Sejake was responding after ANC secretary-general Gwede Mantashe issued a statement late on Monday saying the party had met the veterans league leadership, which had expressed its disappointment at Sejake’s pronouncements and “collectively distanced themselves from the reckless and unwarranted comments”.

The meeting came after Zuma, in his opening address at the party’s policy conference in Midrand last week, directed a veiled attack at Sejake, who had criticised the party leadership and called for Zuma to be replaced at the ANC’s elective conference in Mangaung in December.

He has recently also slammed the party’s handling of the Spear painting issue and the disciplinary steps taken in relation to ANC Youth League members.

In January this year, Sejake said “syndicates” had taken over the election of leadership in the ANC at all levels. He said Zuma must be removed as party president in Mangaung because of his ties to the powerful Gupta family.

Zuma warned in his address last week against wanton ill-discipline and suggested those who defied the party leadership would face serious consequences and risked expulsion.

Zuma, in turn, cautioned elders in the party who defended the ill- discipline of the ANC Youth League, saying their role was to help the organisation and not to worsen controversial decisions.

A defiant Sejake said in response to Zuma’s threats of disciplinary action: “Discipline must have grounds.

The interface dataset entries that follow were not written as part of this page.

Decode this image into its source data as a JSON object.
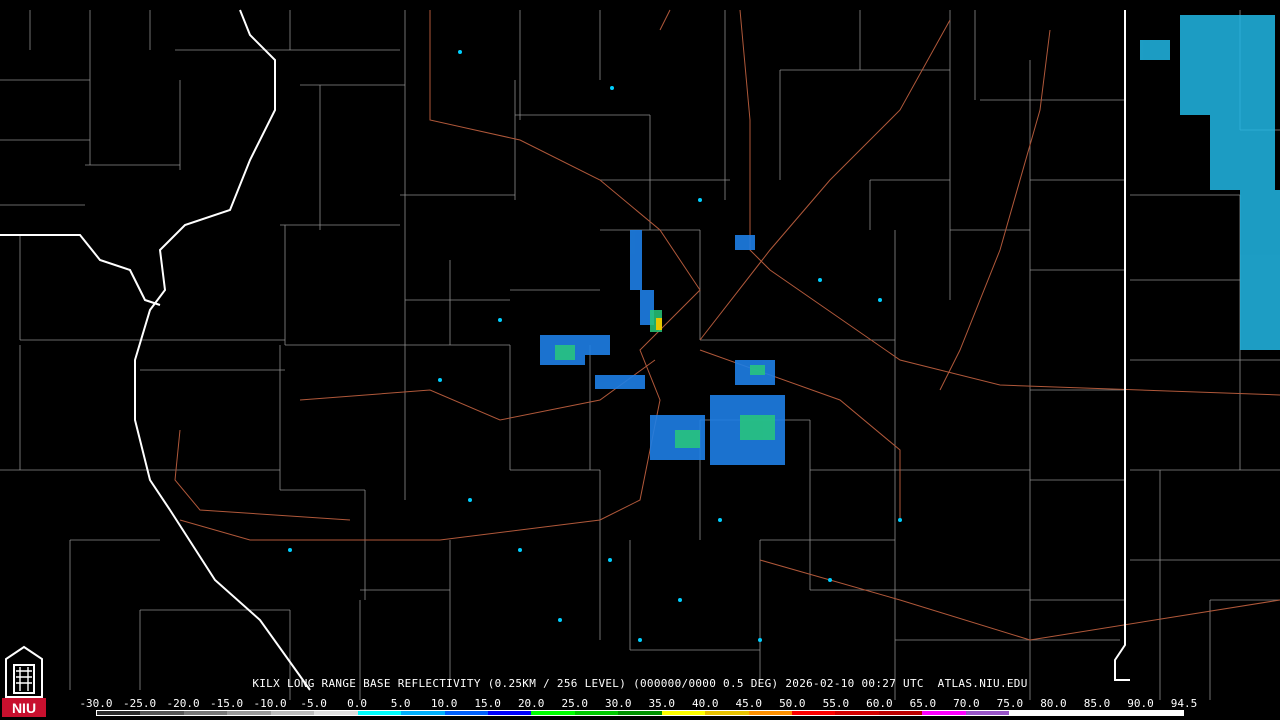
{
  "title": {
    "line": "KILX LONG RANGE BASE REFLECTIVITY (0.25KM / 256 LEVEL) (000000/0000 0.5 DEG) 2026-02-10 00:27 UTC  ATLAS.NIU.EDU"
  },
  "scale": {
    "labels": [
      "-30.0",
      "-25.0",
      "-20.0",
      "-15.0",
      "-10.0",
      "-5.0",
      "0.0",
      "5.0",
      "10.0",
      "15.0",
      "20.0",
      "25.0",
      "30.0",
      "35.0",
      "40.0",
      "45.0",
      "50.0",
      "55.0",
      "60.0",
      "65.0",
      "70.0",
      "75.0",
      "80.0",
      "85.0",
      "90.0",
      "94.5"
    ],
    "colors": [
      "#2a2a2a",
      "#555555",
      "#777777",
      "#999999",
      "#bbbbbb",
      "#dddddd",
      "#00ffff",
      "#00b0ff",
      "#0060ff",
      "#0000ff",
      "#00ff00",
      "#00c800",
      "#009000",
      "#ffff00",
      "#e6c000",
      "#ff9000",
      "#ff0000",
      "#d40000",
      "#bc0000",
      "#ff00ff",
      "#9955c9",
      "#ffffff",
      "#ffffff",
      "#ffffff",
      "#ffffff"
    ]
  },
  "logo": {
    "text": "NIU",
    "name": "niu-logo"
  },
  "colors": {
    "background": "#000000",
    "county_lines": "#8c8c8c",
    "state_lines": "#ffffff",
    "highways": "#b0583a"
  }
}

“I am very clear about what is happening in the ANC. Many people in the ANC are bought. They are not volunteers like we were. Nobody came to me with money promising me tenders and government positions. For me it was about getting rid of apartheid and building a non-racial democracy.”

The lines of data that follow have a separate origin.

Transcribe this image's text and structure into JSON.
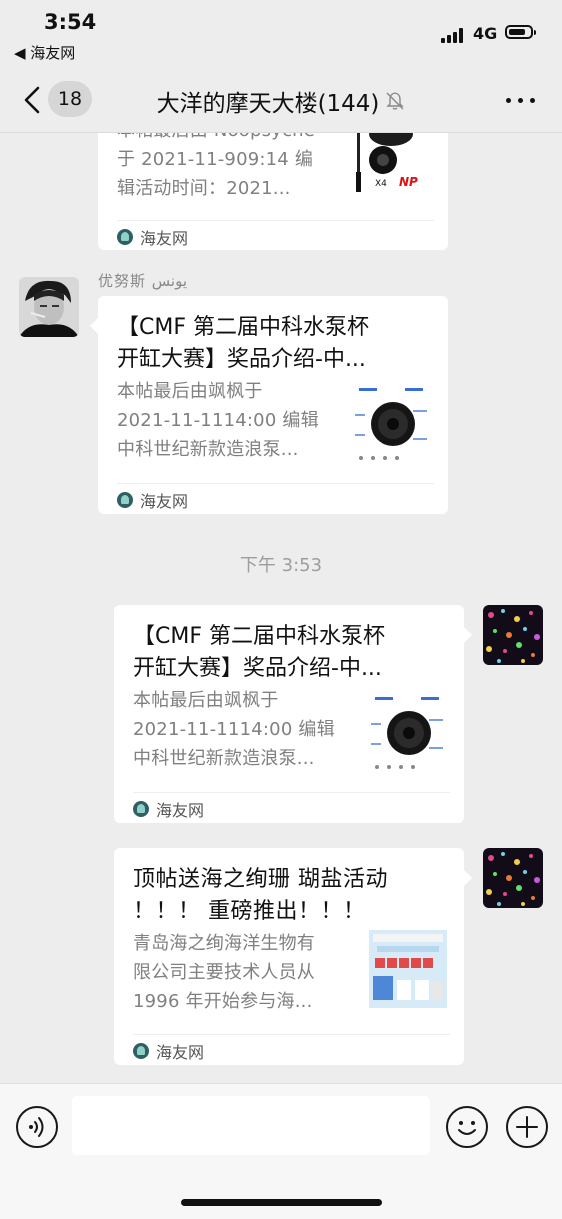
{
  "status": {
    "time": "3:54",
    "back_app": "◀ 海友网",
    "network": "4G",
    "battery_level": 0.8
  },
  "nav": {
    "unread_count": "18",
    "title": "大洋的摩天大楼(144)",
    "muted": true
  },
  "messages": [
    {
      "direction": "incoming",
      "desc_lines": [
        "本帖最后由 Noopsyche",
        "于 2021-11-909:14 编",
        "辑活动时间：2021..."
      ],
      "source": "海友网"
    },
    {
      "direction": "incoming",
      "sender": "优努斯 يونس",
      "title_lines": [
        "【CMF 第二届中科水泵杯",
        "开缸大赛】奖品介绍-中..."
      ],
      "desc_lines": [
        "本帖最后由飒枫于",
        "2021-11-1114:00 编辑",
        "中科世纪新款造浪泵..."
      ],
      "source": "海友网"
    },
    {
      "type": "timestamp",
      "text": "下午 3:53"
    },
    {
      "direction": "outgoing",
      "title_lines": [
        "【CMF 第二届中科水泵杯",
        "开缸大赛】奖品介绍-中..."
      ],
      "desc_lines": [
        "本帖最后由飒枫于",
        "2021-11-1114:00 编辑",
        "中科世纪新款造浪泵..."
      ],
      "source": "海友网"
    },
    {
      "direction": "outgoing",
      "title_lines": [
        "顶帖送海之绚珊 瑚盐活动",
        "！！！ 重磅推出！！！"
      ],
      "desc_lines": [
        "青岛海之绚海洋生物有",
        "限公司主要技术人员从",
        "1996 年开始参与海..."
      ],
      "source": "海友网"
    }
  ],
  "composer": {
    "value": "",
    "placeholder": ""
  }
}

Veterans league secretary-general Natso Khumalo effectively endorsed Mantashe’s statement yesterday, when, asked for comment, he said: “Once the leadership has spoken, it means they have spoken. That’s it.”

Khumalo would not be drawn further on the matter.

Mantashe said in the statement the meeting followed a number of negative comments by Sejake in relation to the ANC national executive committee and Zuma.

“He has made comments to the effect that the ANCVL supports the view that the current leadership of the ANC, including President Jacob Zuma, will be removed in the ANC national conference to be held in Mangaung in December this year.”

Mantashe said Sejake, himself an NEC member, had sought to undermine it and the president “outside of the established framework”.

The veterans league leadership had explained it had not given Sejake a mandate for his comments.

“The ANC views his conduct as being inconsistent with his responsibility as the president of the ANCVL,” Mantashe said.

The ANC valued the experience and commitment demonstrated by its veterans, saying they were regarded as people “beyond reproach whose integrity is highly regarded”, Mantashe added.

“Over time, these stalwarts of our movement have played a role of advising and guiding the organisation to deal with challenges in an unassuming and dispassionate manner. It is, therefore, concerning when a senior member of the organisation gets entangled in divisive pronouncements,” Mantashe continued. “The ANC calls on Comrade Sejake to desist from conduct that will undermine the contribution he has made to ensure that the ANC became a vibrant and resilient organisation to the point of celebrating a centenary.”

The veterans league – open to all ANC members 60 and older – was started in 2007 by Human Settlements Minister Tokyo Sexwale, considered a political rival to Zuma and reportedly close to Sejake.

Asked for comment yesterday, Sejake said Monday’s meeting was “news to me”.

“I never knew they were meeting by themselves, let alone with ANC leaders.

“Our last meeting of the veterans league was in March. We haven’t met since then.”

He said this was an attempt to divide the leadership of the league ahead of the election process in Mangaung at the end of the year.

Sejake said he was undaunted by threats of discipline.

“One of the functions of the veterans league is to speak out about what is wrong,” he said.